Office supplier, Staples said partnered with Betty to create a short video (below) to demonstrate how you can incorporate these stress-relieving exercises into your working day. A Staples spokesman said “The many physical and mental benefits of Tai Chi, make it perfect for people working in an office. Betty is a qualified Tai Chi practitioner and trainer with more than 20 years of experience. Originally from Scotland, she has pioneered the teaching of Tai Chi to children in primary schools across the country, allowing them to gain the physical and mental benefit of the martial art.”

About Tim Firmager

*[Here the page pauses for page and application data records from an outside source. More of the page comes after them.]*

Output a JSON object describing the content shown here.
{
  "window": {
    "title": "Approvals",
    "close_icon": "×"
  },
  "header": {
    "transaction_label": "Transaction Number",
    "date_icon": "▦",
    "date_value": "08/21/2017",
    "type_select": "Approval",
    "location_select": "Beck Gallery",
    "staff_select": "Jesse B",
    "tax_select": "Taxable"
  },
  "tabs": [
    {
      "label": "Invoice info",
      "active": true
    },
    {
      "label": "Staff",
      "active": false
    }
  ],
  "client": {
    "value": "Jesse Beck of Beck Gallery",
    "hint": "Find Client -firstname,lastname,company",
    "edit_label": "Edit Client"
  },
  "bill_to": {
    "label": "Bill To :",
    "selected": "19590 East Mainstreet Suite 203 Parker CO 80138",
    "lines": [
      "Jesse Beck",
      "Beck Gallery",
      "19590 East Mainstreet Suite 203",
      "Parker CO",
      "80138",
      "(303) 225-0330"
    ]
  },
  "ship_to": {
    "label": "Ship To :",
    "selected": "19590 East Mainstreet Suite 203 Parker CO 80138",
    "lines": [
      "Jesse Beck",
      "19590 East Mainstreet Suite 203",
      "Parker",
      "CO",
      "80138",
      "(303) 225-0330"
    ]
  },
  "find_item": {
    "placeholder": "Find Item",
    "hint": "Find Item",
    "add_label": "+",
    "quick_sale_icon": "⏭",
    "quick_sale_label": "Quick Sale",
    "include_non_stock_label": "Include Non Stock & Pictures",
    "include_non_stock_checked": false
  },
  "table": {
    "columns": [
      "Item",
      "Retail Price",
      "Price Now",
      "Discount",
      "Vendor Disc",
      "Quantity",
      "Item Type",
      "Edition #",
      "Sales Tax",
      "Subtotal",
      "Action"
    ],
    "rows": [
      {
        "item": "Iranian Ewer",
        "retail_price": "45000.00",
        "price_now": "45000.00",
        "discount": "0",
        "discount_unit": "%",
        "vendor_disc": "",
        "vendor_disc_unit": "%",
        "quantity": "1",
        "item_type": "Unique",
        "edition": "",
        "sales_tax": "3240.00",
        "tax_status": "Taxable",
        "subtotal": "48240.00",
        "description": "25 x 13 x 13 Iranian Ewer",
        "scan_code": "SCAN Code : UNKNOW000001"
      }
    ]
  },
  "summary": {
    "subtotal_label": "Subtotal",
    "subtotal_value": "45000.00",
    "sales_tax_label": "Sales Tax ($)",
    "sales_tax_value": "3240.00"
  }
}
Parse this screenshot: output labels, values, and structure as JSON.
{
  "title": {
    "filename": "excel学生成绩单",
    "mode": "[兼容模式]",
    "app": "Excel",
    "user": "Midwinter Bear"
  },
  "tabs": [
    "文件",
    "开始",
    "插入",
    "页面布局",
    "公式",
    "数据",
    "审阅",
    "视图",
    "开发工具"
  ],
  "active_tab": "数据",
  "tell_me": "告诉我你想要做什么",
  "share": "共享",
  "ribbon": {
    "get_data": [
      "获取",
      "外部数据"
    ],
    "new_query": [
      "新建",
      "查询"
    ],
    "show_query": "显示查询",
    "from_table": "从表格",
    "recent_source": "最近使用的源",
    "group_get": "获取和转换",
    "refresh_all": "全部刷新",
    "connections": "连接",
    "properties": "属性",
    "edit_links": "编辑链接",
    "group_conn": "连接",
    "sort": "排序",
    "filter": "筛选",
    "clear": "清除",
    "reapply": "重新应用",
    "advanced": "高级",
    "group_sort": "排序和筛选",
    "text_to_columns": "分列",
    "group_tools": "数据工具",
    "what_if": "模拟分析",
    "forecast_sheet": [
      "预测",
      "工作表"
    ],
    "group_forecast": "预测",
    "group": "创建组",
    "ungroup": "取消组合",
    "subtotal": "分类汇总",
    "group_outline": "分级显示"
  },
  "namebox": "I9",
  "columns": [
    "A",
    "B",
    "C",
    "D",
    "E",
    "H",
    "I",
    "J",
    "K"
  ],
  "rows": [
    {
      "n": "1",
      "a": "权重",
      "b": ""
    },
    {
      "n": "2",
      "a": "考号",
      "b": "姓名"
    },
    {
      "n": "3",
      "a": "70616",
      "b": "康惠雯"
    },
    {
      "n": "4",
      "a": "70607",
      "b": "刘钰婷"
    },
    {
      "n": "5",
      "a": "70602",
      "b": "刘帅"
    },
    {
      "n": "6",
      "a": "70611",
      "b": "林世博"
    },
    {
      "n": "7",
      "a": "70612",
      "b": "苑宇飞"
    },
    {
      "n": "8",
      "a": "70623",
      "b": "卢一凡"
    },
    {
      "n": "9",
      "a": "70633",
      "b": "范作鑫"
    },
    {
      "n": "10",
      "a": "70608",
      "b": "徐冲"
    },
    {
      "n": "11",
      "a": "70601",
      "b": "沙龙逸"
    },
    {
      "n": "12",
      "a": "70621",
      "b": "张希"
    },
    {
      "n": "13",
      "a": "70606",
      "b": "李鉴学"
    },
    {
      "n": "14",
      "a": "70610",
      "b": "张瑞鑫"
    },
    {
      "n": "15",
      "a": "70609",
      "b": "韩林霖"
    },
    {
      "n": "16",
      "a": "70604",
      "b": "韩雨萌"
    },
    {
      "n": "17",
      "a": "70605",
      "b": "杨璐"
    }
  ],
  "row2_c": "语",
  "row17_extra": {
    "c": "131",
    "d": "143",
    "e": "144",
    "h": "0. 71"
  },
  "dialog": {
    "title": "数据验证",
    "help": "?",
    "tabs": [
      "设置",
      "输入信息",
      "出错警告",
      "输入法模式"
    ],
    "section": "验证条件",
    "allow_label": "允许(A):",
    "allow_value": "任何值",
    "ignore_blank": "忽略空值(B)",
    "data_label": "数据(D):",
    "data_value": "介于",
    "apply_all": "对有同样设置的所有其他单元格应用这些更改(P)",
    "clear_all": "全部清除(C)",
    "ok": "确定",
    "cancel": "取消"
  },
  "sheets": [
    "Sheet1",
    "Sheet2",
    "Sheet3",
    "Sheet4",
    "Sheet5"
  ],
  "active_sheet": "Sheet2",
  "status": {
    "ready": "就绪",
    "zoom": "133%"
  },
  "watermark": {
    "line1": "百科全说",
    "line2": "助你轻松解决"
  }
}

Tim divides his time being a Digital Consultant in The City and as a food and travel writer across the globe. When he's not working as one of the Lifestyle Editors here at Vada, he's planning his next trip, or on the lookout for the latest food crazes or unusual foods in London's markets.